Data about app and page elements
== == ==

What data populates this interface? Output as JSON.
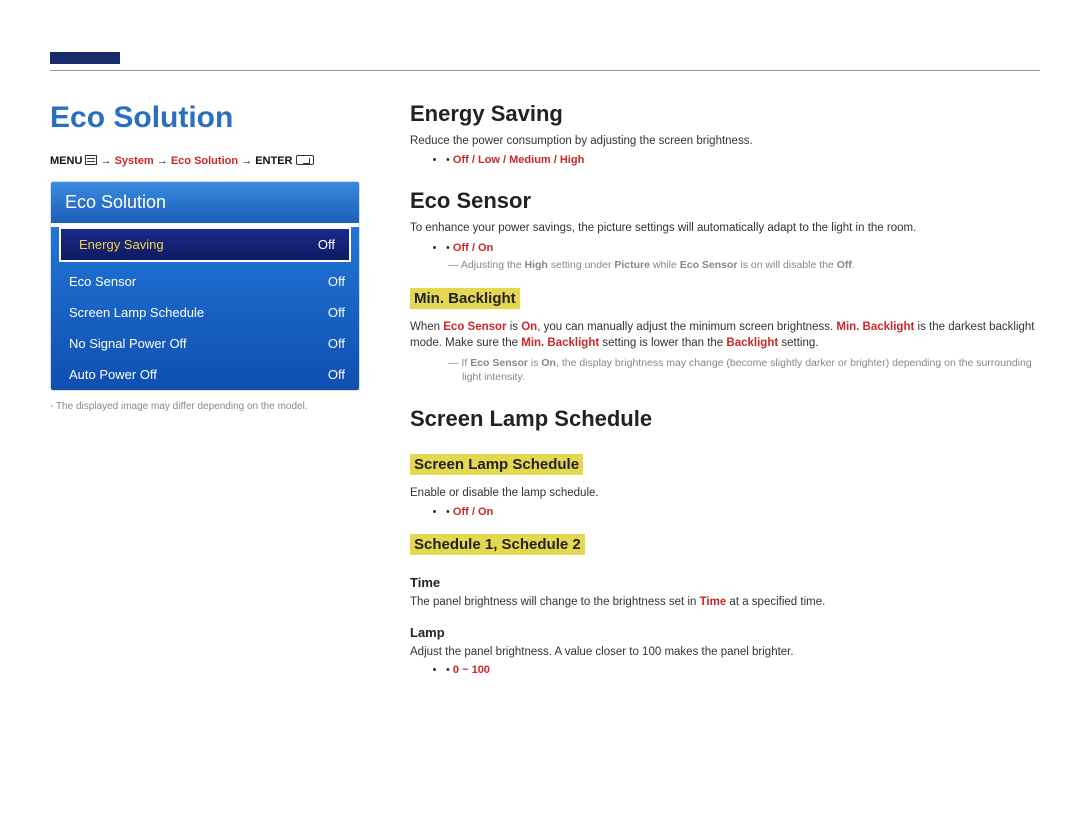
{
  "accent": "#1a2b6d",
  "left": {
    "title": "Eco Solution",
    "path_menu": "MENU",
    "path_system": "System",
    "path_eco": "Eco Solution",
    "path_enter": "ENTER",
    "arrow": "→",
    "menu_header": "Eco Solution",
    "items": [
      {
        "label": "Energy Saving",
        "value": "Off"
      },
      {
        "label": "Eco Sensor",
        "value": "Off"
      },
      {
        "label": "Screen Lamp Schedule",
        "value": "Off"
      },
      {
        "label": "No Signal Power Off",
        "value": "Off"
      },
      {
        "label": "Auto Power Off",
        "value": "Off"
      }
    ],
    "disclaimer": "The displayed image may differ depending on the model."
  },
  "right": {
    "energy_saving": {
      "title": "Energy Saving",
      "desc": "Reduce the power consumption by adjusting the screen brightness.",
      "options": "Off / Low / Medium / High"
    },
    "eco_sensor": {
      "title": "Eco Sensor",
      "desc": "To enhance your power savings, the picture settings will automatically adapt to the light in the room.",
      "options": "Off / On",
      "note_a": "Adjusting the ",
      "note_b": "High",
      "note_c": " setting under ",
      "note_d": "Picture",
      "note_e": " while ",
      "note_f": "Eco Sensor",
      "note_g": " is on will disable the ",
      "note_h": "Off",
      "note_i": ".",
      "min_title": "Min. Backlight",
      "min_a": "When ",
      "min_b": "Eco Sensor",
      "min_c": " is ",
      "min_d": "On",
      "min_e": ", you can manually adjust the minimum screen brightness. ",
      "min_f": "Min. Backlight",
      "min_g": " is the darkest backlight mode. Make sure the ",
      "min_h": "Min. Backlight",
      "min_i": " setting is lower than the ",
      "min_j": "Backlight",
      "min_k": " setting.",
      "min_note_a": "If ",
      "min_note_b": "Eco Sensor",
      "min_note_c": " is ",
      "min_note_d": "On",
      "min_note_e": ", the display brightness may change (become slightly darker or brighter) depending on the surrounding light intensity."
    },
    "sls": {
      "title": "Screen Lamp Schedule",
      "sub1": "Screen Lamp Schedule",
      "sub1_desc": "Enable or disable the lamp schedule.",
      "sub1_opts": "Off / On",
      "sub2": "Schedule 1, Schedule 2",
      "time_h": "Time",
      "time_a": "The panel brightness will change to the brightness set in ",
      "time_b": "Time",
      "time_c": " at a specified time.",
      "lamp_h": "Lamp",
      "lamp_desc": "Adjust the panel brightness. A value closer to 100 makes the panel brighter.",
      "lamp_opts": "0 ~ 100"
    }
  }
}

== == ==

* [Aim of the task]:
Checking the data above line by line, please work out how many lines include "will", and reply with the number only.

* [Exercise result]:
3